- the signatory or substitute signatory signs each page of the document;
- the witness is satisfied that the signatory is freely and voluntarily signing the document or directing the substitute signatory to sign the document (Regulations, section 17); and
- the witness takes reasonable steps to verify the identity of the signatory and that their name matches the name written on the document (Regulations, section 18).
How do I ensure an electronic signature is binding?
The Regulations are not prescriptive about the type of technology used to electronically sign, but rather focus on whether the signatory’s consent has been reliably obtained. Specifically, the method of electronic execution must:
- identify the signatory for the document and the signatory’s intention in relation to the contents of the document; and
- either be:
- as reliable as appropriate for the purpose for which the document is signed, having regard to all the circumstances, including any relevant agreement; or
- proven in fact to have fulfilled the functions described above, by itself or together with further evidence.
When will a method of e-signing be ‘as reliable as appropriate’?
As with companies electronically signing under s.127 of the Corporations Act, any of the commonly used methods of electronic execution should, in principle, be valid, including:
- digitally signing using DocuSign or another secure, cloud-based platform; or
- inserting a stored signature into a document; or generating a new signature using a stylus and touchscreen.
The key issue is whether the method is reliable, which will depend on all of the circumstances at hand. That said, some basic steps that can help avoid the reliability of an electronically signed document being called into question include:
- agreeing with the other parties in advance on the method of electronic execution and maintaining a record of such agreement;
- verifying the signatory’s identity, for example, by ensuring that each electronically signed counterpart has been sent from each signatory’s usual email address and maintaining records of communications showing that the parties intended to execute the document;
- clearly identifying each signatory by name in the document and, if they are signing on behalf of a party to the document, the capacity in which they are signing; and
- ensuring that the type of document is clearly stated and that all relevant form requirements are met.
Electronic counterparts allowed
The Regulations also provide that deeds, general powers of attorney for corporations, affidavits and declarations can be made using separately signed counterparts (Regulations, sections 12R and 12ZA). This means that parties may:
- retain separate electronic files signed by each signatory as opposed to each signatory electronically signing the same file; and
- use different methods of signing their individual counterpart (for example one party may sign electronically while the other signs a paper counterpart).
Notably, the Regulations appear to restrict parties from declining to accept a document that has been electronically signed, stating that a deed, general power of attorney, affidavit and declaration may be made in electronic form without the consent of another signatory or party (Regulations, sections 12C, 12H, 12O and 12Y).
A word of caution

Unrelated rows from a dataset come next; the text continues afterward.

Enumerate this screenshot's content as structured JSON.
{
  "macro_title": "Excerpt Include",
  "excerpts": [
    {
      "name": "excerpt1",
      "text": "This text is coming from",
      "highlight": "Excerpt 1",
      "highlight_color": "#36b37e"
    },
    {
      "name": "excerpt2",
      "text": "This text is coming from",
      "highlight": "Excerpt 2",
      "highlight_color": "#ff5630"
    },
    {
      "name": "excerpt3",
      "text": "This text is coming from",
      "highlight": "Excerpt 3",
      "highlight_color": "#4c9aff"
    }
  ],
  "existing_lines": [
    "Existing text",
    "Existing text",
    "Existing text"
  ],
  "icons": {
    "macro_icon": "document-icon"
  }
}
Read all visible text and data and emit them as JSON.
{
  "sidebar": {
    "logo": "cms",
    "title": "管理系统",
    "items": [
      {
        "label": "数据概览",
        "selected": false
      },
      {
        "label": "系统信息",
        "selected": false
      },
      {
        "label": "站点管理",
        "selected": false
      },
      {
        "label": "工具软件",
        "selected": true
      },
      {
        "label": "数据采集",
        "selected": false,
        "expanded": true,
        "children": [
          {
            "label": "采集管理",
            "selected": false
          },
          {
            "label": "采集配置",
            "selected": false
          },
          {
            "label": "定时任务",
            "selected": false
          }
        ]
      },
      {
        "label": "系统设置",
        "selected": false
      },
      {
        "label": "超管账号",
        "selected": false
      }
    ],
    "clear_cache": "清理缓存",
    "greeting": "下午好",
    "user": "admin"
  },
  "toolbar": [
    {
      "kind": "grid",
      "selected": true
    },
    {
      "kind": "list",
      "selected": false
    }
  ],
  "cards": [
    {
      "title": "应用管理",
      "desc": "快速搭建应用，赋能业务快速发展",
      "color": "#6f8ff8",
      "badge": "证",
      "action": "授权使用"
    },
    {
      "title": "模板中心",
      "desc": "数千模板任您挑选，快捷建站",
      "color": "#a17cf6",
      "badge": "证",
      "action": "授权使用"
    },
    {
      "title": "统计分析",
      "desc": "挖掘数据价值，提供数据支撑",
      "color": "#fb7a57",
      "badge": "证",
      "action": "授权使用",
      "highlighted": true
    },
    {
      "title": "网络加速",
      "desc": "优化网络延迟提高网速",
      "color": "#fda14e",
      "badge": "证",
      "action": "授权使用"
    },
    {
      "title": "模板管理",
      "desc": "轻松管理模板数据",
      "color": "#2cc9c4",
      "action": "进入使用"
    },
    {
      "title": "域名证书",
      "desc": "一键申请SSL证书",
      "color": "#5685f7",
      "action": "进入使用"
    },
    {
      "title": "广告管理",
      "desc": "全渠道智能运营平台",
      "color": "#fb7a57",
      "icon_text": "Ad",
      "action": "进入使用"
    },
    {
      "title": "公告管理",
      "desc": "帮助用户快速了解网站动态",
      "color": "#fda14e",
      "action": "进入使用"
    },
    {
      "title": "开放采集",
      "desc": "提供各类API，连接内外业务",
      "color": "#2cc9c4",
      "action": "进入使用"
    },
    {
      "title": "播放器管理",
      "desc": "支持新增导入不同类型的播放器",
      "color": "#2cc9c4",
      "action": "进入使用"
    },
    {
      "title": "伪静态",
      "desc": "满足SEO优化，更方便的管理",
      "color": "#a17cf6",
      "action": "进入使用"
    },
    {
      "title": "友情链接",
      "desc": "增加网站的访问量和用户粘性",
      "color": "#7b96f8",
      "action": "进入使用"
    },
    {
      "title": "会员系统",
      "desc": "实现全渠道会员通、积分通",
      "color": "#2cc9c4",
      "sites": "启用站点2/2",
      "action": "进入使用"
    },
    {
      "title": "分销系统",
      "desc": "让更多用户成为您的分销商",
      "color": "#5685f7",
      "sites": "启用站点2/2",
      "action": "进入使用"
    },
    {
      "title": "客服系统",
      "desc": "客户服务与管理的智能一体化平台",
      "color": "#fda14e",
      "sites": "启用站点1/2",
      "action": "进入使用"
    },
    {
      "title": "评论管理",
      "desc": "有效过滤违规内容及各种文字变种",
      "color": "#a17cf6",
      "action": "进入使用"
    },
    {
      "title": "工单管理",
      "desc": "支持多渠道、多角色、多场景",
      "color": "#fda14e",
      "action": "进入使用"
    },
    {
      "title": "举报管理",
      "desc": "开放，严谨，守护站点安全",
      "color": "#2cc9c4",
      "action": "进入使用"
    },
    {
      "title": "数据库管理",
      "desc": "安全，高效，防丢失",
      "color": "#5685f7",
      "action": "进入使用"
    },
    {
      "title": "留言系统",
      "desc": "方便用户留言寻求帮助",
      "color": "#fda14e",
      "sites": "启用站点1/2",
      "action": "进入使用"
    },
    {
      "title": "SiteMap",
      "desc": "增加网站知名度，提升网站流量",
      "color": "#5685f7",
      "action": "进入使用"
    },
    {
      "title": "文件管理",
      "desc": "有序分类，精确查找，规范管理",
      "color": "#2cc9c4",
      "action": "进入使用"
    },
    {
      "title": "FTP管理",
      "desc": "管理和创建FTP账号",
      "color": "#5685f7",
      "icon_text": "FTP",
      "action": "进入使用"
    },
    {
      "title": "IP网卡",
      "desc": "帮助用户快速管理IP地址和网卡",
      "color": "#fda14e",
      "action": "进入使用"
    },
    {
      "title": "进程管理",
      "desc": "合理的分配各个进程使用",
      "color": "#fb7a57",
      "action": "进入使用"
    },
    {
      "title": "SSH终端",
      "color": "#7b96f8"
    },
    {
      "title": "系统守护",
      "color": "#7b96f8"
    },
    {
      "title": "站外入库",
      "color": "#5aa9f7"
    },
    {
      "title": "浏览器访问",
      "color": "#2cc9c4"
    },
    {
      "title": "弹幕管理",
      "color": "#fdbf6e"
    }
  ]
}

Although the Regulations mark a significant departure from the pre-COVID status quo, parties should carefully consider whether any special rules apply to documents that are proposed to be signed electronically (e.g. under the terms of specific legislation, under a company’s constitution or under pre-existing contracts). The approach to reform of electronic signing regulation also varies across the other Australian States and Territories.
The Regulations will expire on 31 December 2020. However, this is an area of reform which has been gaining momentum for some time and this may well be a precursor of a permanent change in the near future.
The contents of this publication are for reference purposes only and may not be current as at the date of accessing this publication. They do not constitute legal advice and should not be relied upon as such. Specific legal advice about your specific circumstances should always be sought separately before taking any action based on this publication.
© Herbert Smith Freehills 2021